Did you know that each dog breed has different needs to keep them both physically and mentally healthy?
That means things like exercise requirements, grooming needs, mental stimulation, frequent training, and bonding time will need to be taken into consideration before you decide whether a Shetland Sheepdog is right for you.
So let’s start with listing out the needs of the Shetland Sheepdog, and describe the minimum expectations that will be required to keep your dog happy and healthy, helping you to decide if they’re the right breed for you.
Exercise Requirements for Shetland Sheepdog‘s
Shetland Sheepdog‘s should be exercised twice daily, 20 to 30 minutes at a time as they need plenty of active play time. We also highly recommend that you have a decent-sized yard or visit a local dog park, allowing them to run around and stretch their legs.
Are Shetland Sheepdog‘s a playful breed?
Yes, Shetland Sheepdog‘s are a playful breed. In fact, Shetland Sheepdog‘s are rated as one of the most playful small dog breeds, making them a perfect fit for young, fun, and playful families. They’ll just love running around playing in the house or yard, and love to play games such as rope pull, chase, and make games for themselves out of any soft toy.

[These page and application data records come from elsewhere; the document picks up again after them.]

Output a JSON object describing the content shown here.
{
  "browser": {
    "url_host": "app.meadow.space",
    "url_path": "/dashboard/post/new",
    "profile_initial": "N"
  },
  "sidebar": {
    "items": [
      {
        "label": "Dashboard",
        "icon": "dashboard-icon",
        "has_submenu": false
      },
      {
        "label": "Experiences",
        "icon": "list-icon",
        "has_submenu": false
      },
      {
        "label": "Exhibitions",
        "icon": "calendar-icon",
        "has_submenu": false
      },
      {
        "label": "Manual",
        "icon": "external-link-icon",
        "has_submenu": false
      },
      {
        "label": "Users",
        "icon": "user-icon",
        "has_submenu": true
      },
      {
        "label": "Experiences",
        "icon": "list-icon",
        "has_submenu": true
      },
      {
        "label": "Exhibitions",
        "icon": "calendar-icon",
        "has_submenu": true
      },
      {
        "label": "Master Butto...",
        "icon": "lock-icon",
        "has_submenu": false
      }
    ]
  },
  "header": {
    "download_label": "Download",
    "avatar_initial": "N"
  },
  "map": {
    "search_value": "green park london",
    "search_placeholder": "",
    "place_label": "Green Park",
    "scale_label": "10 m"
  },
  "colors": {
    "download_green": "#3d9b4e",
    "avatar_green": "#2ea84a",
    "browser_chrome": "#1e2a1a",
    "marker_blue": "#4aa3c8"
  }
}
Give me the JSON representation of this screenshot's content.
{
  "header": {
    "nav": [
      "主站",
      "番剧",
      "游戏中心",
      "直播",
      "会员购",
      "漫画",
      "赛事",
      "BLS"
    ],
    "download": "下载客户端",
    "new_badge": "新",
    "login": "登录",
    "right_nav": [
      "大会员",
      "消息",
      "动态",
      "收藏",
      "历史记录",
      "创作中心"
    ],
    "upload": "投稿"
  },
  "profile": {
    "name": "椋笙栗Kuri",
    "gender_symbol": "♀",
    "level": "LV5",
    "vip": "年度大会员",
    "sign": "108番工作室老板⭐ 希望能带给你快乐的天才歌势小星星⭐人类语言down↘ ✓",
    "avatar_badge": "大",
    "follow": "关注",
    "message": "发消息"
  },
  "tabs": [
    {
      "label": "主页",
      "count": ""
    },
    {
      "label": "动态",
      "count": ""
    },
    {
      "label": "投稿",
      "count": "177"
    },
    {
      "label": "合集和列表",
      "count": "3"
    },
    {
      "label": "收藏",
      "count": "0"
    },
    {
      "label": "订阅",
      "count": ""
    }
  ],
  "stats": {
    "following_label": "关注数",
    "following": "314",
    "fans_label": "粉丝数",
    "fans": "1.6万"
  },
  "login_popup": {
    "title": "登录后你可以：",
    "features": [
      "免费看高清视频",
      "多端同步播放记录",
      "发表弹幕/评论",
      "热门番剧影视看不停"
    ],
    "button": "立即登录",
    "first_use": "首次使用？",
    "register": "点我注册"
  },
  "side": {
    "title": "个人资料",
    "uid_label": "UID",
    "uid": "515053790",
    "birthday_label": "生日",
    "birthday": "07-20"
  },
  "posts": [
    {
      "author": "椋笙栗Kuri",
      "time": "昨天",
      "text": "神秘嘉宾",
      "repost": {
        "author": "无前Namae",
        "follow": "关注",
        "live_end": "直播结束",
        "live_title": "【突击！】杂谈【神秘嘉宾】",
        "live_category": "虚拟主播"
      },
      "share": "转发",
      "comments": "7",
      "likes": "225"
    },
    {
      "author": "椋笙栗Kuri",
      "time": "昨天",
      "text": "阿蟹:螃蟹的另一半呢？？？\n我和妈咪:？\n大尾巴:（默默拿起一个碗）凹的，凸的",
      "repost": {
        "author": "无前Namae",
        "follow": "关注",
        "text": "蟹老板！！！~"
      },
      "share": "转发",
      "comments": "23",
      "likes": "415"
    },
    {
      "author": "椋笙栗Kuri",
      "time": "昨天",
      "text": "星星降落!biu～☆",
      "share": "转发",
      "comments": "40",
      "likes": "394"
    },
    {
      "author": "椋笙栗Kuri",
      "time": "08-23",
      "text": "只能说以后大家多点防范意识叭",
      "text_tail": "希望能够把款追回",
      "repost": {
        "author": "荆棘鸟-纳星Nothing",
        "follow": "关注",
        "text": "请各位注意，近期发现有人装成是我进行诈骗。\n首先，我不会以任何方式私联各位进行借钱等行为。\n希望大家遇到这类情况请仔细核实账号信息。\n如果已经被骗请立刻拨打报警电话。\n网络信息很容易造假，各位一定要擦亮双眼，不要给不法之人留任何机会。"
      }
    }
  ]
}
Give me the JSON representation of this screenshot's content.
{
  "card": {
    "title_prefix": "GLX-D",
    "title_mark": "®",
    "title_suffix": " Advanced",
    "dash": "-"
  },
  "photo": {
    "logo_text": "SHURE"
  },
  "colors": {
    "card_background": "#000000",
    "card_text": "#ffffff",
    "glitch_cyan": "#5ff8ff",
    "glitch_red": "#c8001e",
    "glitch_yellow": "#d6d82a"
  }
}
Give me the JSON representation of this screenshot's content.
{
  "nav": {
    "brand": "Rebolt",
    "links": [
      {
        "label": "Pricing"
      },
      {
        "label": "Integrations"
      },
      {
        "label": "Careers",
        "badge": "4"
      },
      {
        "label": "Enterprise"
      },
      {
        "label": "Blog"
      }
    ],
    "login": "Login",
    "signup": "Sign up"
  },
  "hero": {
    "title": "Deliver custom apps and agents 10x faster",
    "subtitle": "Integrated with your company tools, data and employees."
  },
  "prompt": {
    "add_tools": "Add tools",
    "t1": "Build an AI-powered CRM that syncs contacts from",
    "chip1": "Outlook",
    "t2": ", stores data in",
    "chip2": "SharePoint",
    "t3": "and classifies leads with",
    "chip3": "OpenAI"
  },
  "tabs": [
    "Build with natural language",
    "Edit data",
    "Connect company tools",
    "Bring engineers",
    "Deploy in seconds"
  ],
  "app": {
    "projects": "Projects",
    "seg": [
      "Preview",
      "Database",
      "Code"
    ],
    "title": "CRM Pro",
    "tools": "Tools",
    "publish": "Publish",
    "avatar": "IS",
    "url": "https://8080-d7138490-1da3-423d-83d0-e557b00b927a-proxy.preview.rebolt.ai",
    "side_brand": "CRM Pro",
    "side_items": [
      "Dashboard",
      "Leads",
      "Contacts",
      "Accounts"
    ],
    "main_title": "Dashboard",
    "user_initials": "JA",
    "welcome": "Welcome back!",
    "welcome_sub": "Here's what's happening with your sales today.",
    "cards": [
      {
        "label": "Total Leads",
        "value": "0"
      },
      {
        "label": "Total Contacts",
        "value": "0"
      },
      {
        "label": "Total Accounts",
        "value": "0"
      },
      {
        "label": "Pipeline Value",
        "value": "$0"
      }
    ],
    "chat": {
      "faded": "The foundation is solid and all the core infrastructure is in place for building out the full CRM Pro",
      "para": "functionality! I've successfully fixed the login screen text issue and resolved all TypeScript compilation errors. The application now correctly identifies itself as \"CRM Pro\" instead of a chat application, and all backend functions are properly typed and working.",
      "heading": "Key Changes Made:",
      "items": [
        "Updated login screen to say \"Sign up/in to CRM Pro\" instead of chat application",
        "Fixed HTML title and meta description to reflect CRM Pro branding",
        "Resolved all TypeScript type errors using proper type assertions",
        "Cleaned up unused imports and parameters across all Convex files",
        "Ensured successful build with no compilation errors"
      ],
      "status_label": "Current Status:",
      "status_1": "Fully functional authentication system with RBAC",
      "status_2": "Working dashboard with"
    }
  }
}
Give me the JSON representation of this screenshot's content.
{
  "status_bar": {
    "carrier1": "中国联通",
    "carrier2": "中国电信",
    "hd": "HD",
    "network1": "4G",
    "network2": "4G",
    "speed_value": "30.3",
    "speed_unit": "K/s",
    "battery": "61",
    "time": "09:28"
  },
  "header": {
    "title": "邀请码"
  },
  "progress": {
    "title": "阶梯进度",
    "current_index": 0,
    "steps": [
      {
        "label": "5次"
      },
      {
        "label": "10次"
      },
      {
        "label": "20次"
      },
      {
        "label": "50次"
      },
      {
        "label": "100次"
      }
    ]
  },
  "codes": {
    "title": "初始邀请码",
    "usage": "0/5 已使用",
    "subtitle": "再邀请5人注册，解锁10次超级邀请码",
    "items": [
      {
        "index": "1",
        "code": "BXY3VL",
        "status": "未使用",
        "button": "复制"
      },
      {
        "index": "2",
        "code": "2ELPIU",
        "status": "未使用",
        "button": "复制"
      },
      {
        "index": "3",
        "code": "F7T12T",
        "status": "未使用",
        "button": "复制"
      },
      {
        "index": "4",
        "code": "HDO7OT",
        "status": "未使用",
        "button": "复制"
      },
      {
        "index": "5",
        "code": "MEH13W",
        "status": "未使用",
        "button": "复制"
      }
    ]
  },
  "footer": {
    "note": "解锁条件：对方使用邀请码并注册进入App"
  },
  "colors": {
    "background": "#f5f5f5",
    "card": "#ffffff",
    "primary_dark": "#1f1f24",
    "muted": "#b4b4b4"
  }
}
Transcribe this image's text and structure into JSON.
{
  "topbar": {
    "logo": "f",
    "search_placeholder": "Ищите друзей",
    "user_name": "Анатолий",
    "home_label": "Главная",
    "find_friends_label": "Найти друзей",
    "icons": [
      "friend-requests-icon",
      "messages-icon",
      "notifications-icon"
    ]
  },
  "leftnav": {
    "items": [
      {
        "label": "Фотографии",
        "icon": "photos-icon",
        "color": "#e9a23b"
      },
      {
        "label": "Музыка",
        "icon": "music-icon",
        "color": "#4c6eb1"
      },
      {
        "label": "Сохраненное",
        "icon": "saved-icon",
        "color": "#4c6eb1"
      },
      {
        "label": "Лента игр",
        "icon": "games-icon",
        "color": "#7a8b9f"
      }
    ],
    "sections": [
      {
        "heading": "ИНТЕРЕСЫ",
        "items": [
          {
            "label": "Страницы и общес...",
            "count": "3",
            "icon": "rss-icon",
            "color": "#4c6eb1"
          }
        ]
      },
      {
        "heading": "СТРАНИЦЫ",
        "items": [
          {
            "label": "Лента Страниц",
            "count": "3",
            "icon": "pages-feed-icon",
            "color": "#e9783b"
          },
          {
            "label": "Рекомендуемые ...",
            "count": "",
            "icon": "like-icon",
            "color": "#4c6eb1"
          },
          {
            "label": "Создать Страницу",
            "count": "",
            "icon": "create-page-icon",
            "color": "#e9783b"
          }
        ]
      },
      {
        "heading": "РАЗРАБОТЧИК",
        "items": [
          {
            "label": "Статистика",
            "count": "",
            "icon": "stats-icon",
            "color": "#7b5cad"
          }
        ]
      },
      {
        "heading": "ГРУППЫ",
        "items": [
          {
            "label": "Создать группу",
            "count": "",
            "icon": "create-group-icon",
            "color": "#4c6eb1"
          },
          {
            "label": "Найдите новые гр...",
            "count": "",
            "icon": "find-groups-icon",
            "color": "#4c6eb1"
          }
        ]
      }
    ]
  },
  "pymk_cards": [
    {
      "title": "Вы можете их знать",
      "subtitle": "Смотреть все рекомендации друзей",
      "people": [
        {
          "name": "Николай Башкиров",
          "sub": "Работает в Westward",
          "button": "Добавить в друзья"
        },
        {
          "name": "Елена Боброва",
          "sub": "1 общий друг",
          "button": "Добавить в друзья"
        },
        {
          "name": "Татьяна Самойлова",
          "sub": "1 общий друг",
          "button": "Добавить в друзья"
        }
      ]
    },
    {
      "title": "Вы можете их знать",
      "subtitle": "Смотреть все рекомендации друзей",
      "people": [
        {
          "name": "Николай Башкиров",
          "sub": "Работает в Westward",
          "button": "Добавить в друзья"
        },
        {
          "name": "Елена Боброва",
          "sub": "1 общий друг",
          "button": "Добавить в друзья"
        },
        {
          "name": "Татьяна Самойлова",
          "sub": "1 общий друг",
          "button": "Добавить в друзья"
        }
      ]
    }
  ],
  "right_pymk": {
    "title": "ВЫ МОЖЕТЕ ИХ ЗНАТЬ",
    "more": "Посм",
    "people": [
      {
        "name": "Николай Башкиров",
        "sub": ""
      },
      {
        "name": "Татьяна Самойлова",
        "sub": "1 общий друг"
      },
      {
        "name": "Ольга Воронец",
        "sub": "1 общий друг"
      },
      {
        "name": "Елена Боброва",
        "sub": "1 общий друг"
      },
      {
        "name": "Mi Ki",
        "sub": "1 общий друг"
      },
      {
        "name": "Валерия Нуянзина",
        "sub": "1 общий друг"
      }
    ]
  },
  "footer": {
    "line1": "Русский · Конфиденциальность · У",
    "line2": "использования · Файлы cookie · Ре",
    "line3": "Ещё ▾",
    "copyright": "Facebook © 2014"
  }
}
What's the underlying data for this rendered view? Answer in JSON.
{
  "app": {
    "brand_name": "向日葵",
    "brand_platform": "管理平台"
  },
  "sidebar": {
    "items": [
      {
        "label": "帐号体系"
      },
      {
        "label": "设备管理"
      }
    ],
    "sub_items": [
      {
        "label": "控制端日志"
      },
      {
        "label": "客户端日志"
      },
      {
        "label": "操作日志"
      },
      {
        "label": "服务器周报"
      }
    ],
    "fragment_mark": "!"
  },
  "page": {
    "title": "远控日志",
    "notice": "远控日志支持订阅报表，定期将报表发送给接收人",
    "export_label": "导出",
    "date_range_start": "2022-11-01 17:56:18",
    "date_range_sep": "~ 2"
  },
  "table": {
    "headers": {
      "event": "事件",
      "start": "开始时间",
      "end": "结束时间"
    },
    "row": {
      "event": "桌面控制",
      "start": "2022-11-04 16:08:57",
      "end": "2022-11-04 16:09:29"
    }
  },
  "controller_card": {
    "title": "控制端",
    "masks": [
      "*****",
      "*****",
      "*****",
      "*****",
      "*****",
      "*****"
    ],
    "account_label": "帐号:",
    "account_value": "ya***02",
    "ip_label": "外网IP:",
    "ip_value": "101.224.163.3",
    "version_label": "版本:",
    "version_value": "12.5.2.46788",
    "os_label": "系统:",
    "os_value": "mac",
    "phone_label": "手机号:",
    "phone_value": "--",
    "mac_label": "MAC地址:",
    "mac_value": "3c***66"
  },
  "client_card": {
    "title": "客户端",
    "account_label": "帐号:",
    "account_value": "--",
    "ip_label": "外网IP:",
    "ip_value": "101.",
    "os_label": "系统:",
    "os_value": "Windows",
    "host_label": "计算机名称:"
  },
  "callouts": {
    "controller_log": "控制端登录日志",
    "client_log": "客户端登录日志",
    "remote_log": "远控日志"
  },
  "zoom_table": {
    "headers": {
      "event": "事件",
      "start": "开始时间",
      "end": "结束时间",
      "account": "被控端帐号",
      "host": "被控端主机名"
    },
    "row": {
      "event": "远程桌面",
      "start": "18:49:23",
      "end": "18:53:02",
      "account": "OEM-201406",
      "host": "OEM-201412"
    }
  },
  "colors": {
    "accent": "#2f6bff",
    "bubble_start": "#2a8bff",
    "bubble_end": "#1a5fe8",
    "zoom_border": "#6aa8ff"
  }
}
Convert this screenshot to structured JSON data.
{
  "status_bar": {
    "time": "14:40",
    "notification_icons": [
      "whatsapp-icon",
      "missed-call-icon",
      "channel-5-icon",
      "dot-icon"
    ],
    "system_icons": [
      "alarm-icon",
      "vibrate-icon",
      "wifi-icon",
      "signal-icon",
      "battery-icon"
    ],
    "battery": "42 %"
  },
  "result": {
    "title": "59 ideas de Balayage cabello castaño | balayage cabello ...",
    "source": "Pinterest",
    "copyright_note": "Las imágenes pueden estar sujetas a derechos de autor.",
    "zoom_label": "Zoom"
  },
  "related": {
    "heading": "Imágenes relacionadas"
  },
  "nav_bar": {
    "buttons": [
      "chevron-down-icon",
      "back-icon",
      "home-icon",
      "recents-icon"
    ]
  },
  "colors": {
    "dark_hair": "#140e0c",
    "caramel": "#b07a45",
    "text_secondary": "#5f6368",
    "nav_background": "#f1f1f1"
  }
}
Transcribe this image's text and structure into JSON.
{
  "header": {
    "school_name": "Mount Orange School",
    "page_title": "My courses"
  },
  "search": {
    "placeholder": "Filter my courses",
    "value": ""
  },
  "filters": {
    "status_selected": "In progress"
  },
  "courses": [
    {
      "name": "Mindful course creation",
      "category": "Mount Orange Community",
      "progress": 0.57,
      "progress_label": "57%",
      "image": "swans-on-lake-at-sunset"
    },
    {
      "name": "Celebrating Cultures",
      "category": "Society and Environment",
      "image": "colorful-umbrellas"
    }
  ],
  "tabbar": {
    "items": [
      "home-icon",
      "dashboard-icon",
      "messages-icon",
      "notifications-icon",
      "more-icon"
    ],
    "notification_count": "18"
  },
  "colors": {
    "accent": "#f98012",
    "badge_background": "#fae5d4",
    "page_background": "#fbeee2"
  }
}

Are Shetland Sheepdog‘s easy to train?
Yes, Shetland Sheepdog‘s are known to be one of the easier breeds to train, and are eager to please their owner even just to get positive attention and tummy rubs!
Just remember that as with any element of training, but especially potty training your dog, positive reinforcement and consistency from you is one of the most important aspects of training.
Random Facts about Shetland Sheepdogs
For a bit of fun, here are some facts about Shetland Sheepdogs:
- The Shetland Sheepdog is a very intelligent dog, and as such requires plenty of mental stimulation. That means this breed is not suitable for couch dwellers.
- Because of the mental stimulation requirements, the Shetland Sheepdog is one of the easier breeds to train.
- The average life expectancy of a Shetland Sheepdog is around 12–14 years.
- Yes, the Shetland Sheepdog fur really is as soft as it looks!
- Since Shetland Sheepdog are known for their long hair, it should be no surprise that they require frequent maintenance to keep looking their best. Be warned, they are known to shed, so you will be vacuuming quite regularly.
Some breeds are prone to medical conditions, so severe, others mild. But either way, it’s important for you to be aware of such issues as a responsible dog owner, so you know what potential symptoms to look out for, and what steps to take if you spot any in your dog.
FAQs about Shetland Sheepdog‘s
People also regularly ask the following questions about Shetland Sheepdog
What is the average height of a Shetland Sheepdog?
The height of a fully grown Shetland Sheepdog will be somewhere around 13 to 16 inches. Don’t worry if your Shetland Sheepdog is slightly over or under those figures, as this is just a breed average.
What is the average weight for a Shetland Sheepdog?
Ideally, your Shetland Sheepdog should weigh somewhere between 15 and 25 pounds. This is an average for the breed overall, so if your pup comes in slightly over, or slightly under this weight, don’t worry too much.
How to tell if my Shetland Sheepdog is overweight?
In surveys conducted by Pet Obesity Prevention since 2012, more than 55% of dogs are now classified as overweight or obese. This number has been steadily increasing from 52.5% in 2012, with the most recent numbers in 2018 being 55.8%.
That’s an increase of 3.3% in just six years, showing that dog obesity is a problem that is only getting worse over time.
We’ve created an easy-to-use dog calorie calculator to give a pretty good idea of how many calories your dog needs to maintain energy requirements (or MER).
Keep your dog happy and healthy, and be sure to regularly check the weight of your dog to ensure a long and healthy life.
What is the life expectancy of a Shetland Sheepdog?
The average life expectancy for a Shetland Sheepdog is 12 to 14 years, although don’t be surprised if your dog lives longer!
It’s not uncommon to fall outside of this age range, mainly due to health and medical conditions. So keep your dog happy and healthy, ensure your dog’s weight is kept within the ideal range, with plenty of exercise and playtime to keep his mind and body healthy, helping to extend his life!